(d) In the conditional "If  2x + 1 = 5, then either x = 2 or x = 3", the hypothesis is "2x + 1 = 5" and the conclusion is "either x = 2 or x = 3".

(e)  In the conditional "Every triangle has angle sum less than or equal to 180°", the hypothesis is "ΔABC is a triangle" and the conclusion is "angles ABC, ACB, and BAC  add up to 180°".

3.6.   (a)  Statement:  If it rains, then I get wet.

Converse:  If I get wet, then it rains.

Contrapositive:  If I do not get wet, then it does not rain.

(b)  Statement:  If the sun shines, then we go hiking and biking.

Converse:  If we go hiking and biking, then the sun shines.

Contrapositive:  If we do not go hiking or do not go biking, then the sun does not shine.

(c)  Statement:  If  x > 0, then there exists a y such that y2 = 0.

Converse:  If there exists a y such that y2 = 0, then x > 0.

Contrapositive:  If for every y, y2 ≠ 0, then x ≤ 0.

(d) Statement:  If  2x + 1 = 5, then either x = 2 or x = 3.

Converse:  If either x = 2 or x = 3, then 2x + 1 = 5.

Contrapositive:  If  x ≠ 2 and x ≠ 3, then 2x + 1 ≠ 5.

(e)  Statement: Every triangle has angle sum less than or equal to 180°.

I will first reword this in conditional form:

For every object, if the object is a triangle, then its angle sum is less than or equal to 180°.

Converse:  If its angle sum is less than or equal to 180°, then it is a triangle.

Contrapositive:  If its angle sum is greater than 180°, then it is not a triangle.

4.1 For the sets A = {3, 6, 9, 12} and B = {2, 4, 6, 8, 10, 12}:

(a)  A B = {2, 3, 4, 6, 8, 9, 10, 12}

(b)  AB = {6, 12}

(c)   = {3, 9}

(d)  = {2, 4, 8, 10}

4.2.  Written as a decimal, 24/7 = .

4.3.  The decimal 2.357157157157 . . .  written as a fraction:

Let x = 2.357157157157 . . .

Then 1000x = 2357.15715717 . . . .

Lining these two values up and subtracting gives:

1000x      = 2357.157157157

x                 = 2.357157157

999x        = 2354.8

So x = 2354.8/999 = 23548/9990.

You can reduce this fraction to  11774/4995.

4.4 There are lots of irrational numbers between  2.5834556 and 2.5834557.

Here is one:  2.583455601001000100001000001 . . . .

4.5 A rational number between π ≈ 3.141592654  and  π + 0.00001 ≈ 3.141602654?

Here's one:  3.141595.

4.6 Functions  f : . . .
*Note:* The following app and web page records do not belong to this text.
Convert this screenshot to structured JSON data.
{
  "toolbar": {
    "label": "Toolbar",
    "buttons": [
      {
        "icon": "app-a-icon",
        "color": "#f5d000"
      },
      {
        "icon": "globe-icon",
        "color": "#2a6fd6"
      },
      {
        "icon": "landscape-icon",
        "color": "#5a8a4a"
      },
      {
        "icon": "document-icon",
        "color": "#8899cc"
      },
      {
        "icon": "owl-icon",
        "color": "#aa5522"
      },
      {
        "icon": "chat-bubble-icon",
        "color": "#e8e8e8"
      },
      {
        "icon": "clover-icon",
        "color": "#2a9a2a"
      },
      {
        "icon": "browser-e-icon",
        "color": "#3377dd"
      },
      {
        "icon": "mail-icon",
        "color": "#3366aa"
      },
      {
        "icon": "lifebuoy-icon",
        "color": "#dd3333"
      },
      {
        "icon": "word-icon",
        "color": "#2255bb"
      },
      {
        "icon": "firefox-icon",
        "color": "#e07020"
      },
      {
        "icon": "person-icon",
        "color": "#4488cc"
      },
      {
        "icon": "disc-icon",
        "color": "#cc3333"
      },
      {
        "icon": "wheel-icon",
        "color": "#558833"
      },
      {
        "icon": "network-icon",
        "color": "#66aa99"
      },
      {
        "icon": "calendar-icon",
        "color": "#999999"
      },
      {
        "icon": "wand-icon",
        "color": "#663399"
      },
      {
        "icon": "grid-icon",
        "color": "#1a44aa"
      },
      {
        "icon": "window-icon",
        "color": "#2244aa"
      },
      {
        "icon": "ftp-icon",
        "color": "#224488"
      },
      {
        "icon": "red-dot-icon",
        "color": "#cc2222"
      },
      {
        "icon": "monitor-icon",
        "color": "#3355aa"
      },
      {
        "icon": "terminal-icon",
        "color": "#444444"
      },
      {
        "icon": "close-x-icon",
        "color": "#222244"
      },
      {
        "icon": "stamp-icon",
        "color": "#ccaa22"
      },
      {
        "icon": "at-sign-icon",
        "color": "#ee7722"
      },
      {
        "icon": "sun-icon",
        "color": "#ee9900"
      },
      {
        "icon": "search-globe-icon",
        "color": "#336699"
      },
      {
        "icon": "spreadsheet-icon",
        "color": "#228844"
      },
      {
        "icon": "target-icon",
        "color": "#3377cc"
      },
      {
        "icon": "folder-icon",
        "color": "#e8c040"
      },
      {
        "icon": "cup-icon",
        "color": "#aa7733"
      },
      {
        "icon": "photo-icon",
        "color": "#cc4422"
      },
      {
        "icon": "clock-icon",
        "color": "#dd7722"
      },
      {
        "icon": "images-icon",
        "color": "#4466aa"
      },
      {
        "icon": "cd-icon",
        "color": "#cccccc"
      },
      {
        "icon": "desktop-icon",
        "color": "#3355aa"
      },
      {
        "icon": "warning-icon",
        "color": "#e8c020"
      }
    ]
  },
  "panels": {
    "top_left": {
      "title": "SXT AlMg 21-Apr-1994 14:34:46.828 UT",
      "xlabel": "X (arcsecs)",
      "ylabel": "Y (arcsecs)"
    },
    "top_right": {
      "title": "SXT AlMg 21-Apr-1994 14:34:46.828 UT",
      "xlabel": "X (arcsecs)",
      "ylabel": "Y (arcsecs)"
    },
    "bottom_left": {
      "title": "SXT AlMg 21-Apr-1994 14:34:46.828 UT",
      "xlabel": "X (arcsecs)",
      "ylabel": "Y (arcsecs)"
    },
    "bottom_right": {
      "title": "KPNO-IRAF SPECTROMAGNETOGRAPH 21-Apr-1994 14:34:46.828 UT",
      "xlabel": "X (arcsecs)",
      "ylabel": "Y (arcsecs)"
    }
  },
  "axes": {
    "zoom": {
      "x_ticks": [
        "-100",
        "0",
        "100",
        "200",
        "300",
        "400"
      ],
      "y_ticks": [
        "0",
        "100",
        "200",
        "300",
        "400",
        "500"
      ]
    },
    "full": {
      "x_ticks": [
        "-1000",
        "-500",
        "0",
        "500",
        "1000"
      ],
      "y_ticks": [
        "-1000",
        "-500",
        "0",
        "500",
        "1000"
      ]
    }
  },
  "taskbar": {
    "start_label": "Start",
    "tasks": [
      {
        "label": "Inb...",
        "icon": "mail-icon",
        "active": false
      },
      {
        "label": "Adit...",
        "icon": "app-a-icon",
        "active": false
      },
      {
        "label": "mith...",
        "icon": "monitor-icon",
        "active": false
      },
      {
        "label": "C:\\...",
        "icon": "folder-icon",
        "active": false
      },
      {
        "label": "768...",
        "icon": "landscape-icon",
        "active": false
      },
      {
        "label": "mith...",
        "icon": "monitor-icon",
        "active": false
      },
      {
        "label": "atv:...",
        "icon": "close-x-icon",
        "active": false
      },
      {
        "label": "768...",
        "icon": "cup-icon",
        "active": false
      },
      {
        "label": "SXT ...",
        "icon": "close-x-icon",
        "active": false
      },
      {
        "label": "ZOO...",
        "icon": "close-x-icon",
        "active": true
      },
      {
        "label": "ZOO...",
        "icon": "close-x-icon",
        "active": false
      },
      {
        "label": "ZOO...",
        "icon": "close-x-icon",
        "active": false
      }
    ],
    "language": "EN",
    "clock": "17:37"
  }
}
(a)  The function given by   is onto but not one-to-one.

(b)  The function given by  f (n) = 2n  is one-to-one but not onto.

(c)  The function  f (n) = 1  is neither one-to-one nor onto.
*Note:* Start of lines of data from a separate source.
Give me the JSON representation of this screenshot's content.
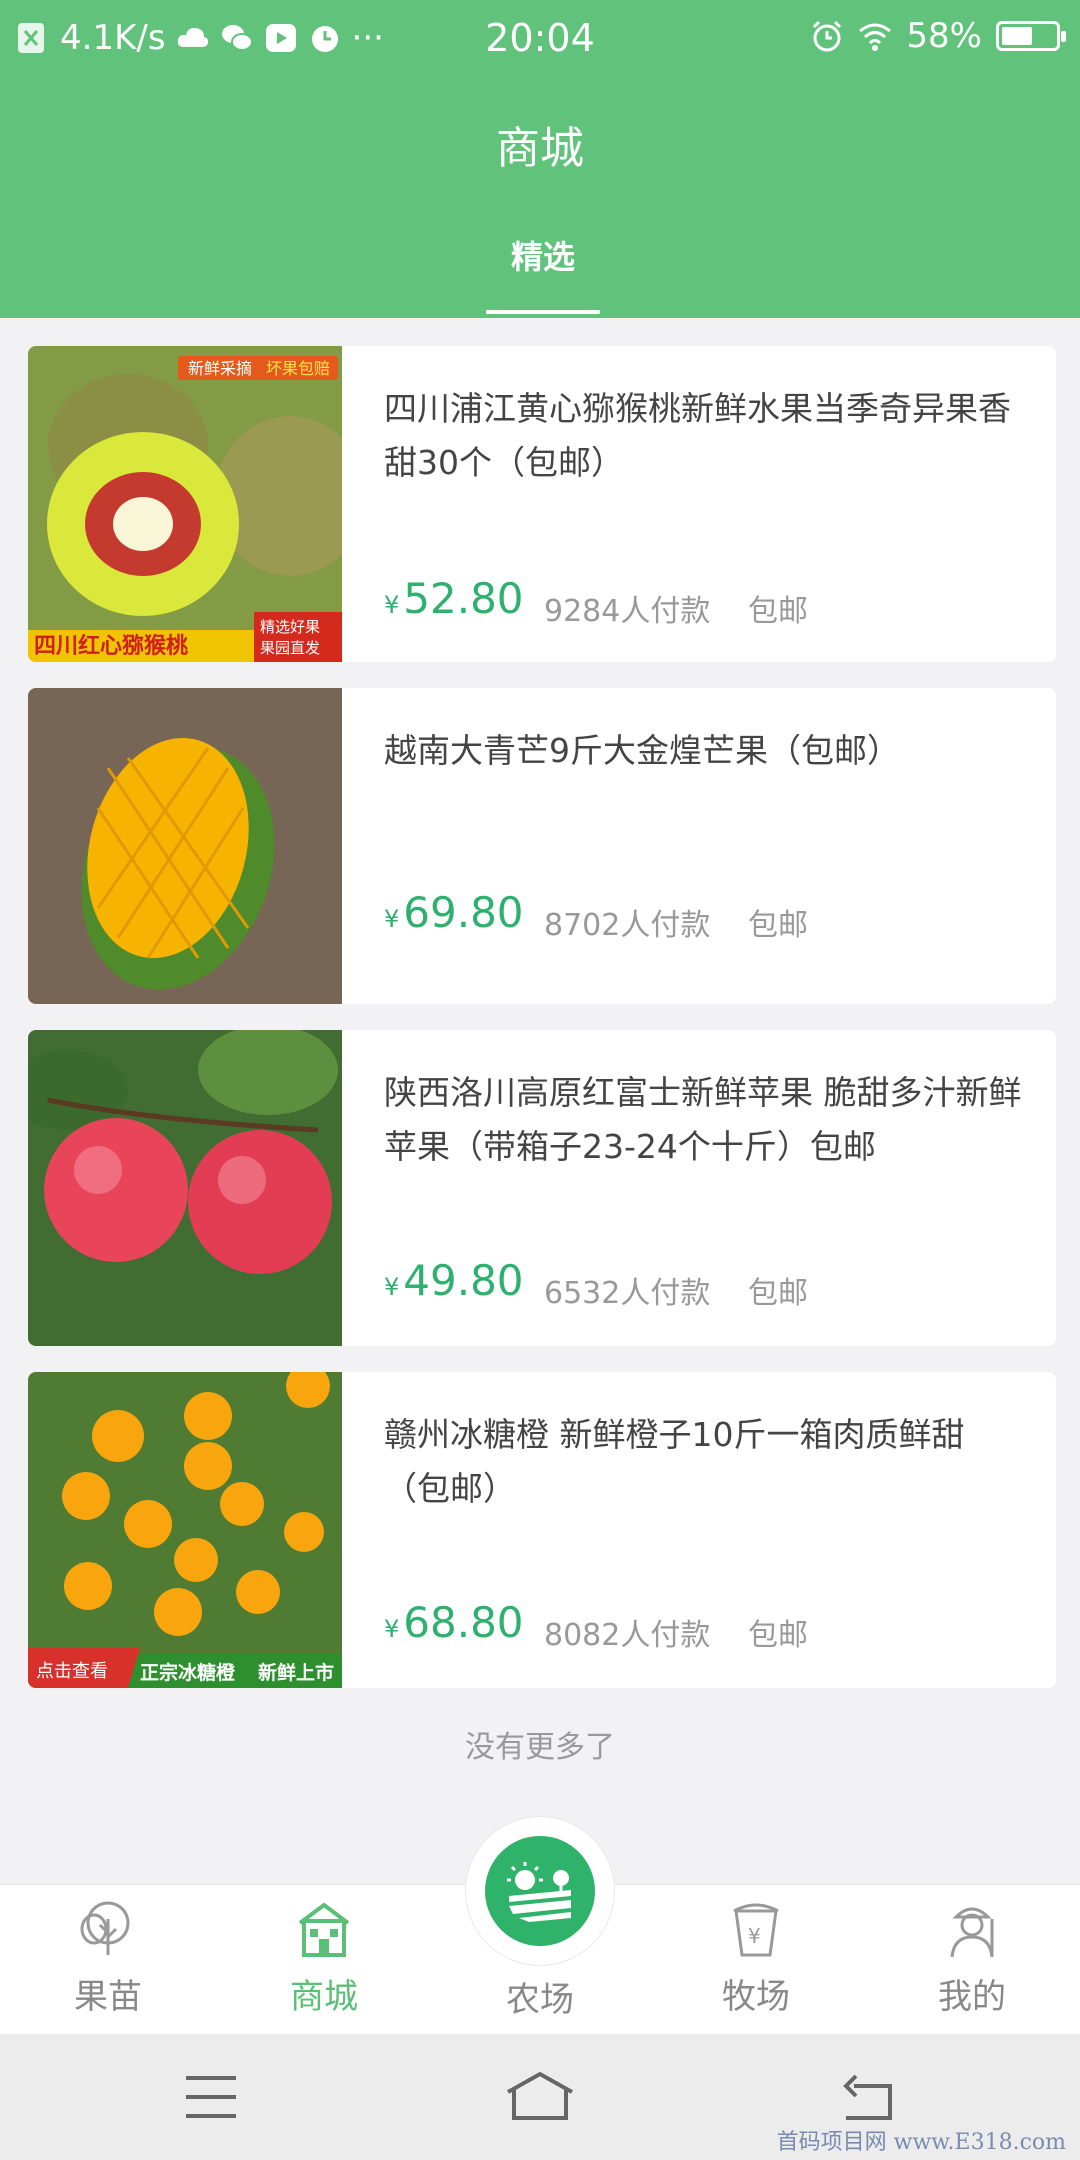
{
  "status_bar": {
    "speed": "4.1K/s",
    "time": "20:04",
    "battery": "58%",
    "battery_level": 0.58
  },
  "header": {
    "title": "商城",
    "tabs": [
      {
        "label": "精选",
        "active": true
      }
    ]
  },
  "products": [
    {
      "title": "四川浦江黄心猕猴桃新鲜水果当季奇异果香甜30个（包邮）",
      "currency": "¥",
      "price": "52.80",
      "sales": "9284人付款",
      "shipping": "包邮",
      "image_tags": [
        "新鲜采摘",
        "坏果包赔",
        "四川红心猕猴桃",
        "精选好果",
        "果园直发"
      ]
    },
    {
      "title": "越南大青芒9斤大金煌芒果（包邮）",
      "currency": "¥",
      "price": "69.80",
      "sales": "8702人付款",
      "shipping": "包邮",
      "image_tags": []
    },
    {
      "title": "陕西洛川高原红富士新鲜苹果 脆甜多汁新鲜苹果（带箱子23-24个十斤）包邮",
      "currency": "¥",
      "price": "49.80",
      "sales": "6532人付款",
      "shipping": "包邮",
      "image_tags": []
    },
    {
      "title": "赣州冰糖橙 新鲜橙子10斤一箱肉质鲜甜（包邮）",
      "currency": "¥",
      "price": "68.80",
      "sales": "8082人付款",
      "shipping": "包邮",
      "image_tags": [
        "点击查看",
        "正宗冰糖橙",
        "新鲜上市"
      ]
    }
  ],
  "list_footer": "没有更多了",
  "tabbar": {
    "items": [
      {
        "label": "果苗",
        "icon": "tree-icon"
      },
      {
        "label": "商城",
        "icon": "shop-icon",
        "active": true
      },
      {
        "label": "农场",
        "icon": "farm-icon"
      },
      {
        "label": "牧场",
        "icon": "bucket-icon"
      },
      {
        "label": "我的",
        "icon": "farmer-icon"
      }
    ]
  },
  "watermark": "首码项目网 www.E318.com",
  "colors": {
    "header": "#61c37b",
    "price": "#2eb06e",
    "active_tab": "#5cbf77",
    "farm_button": "#2fb26a"
  }
}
(d) The function  f (n) = n  is a one-to-one correspondence.

4.9 Given:  f : (0, 1) → (1, ∞) defined by  f (x) = 1/x.

One-to-one:  Suppose that for some input(s) x1 and x2 we have 1/x1 = 1/x2.  Then I must show that x1 = x2.

Well, from the given equality we get the equation
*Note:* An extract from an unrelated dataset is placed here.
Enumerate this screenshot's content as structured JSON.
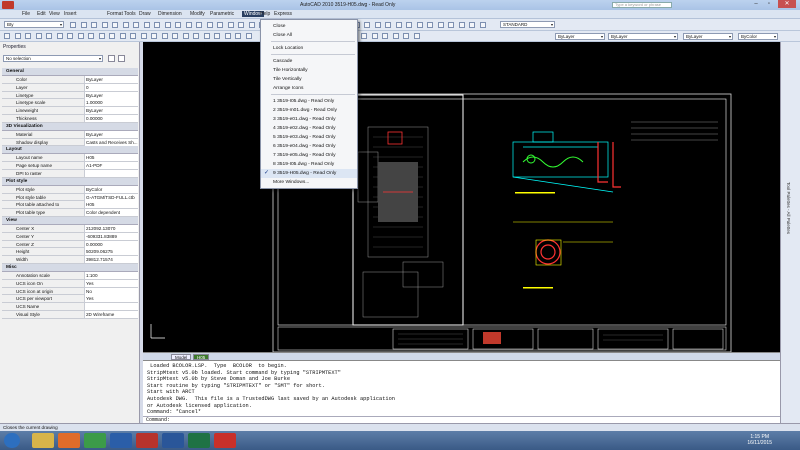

And so  x1 = x2, QED.

Onto:  Let y (1, ∞).  I must show that there exists an x in the set (0, 1) for which  f (x) = y.

Set x = 1/y.

Since y is positive, then x = 1/y is also positive.  And since y > 1, then x = 1/y < 1.  Thus, x (0, 1).

And  f (x) = 1/x = 1/(1/y) = y.

4.13     The empty set has an upper bound.  For example, the number one is (vacuously) greater than every element of the empty set.  But this set does not have a least upper bound, in fact every number is an upper bound for this set.  This might seem at first to contradict the Least Upper Bound Postulate, but that Axiom requires that the given set A be nonempty.

4.14     Let  A = { x | x < }.  Then this set is nonempty and has an upper bound.  (For example, 2, 1.5, 1.45, and 1.4141 are all upper bounds for A.)  But the least upper bound for this set is not a rational number; it's the irrational number .  To be a little more formal about it, no matter what rational number  r  we could come up with that is an upper bound for this set, there will be another rational number between  and  r, and so the value  r  couldn't be a least upper bound.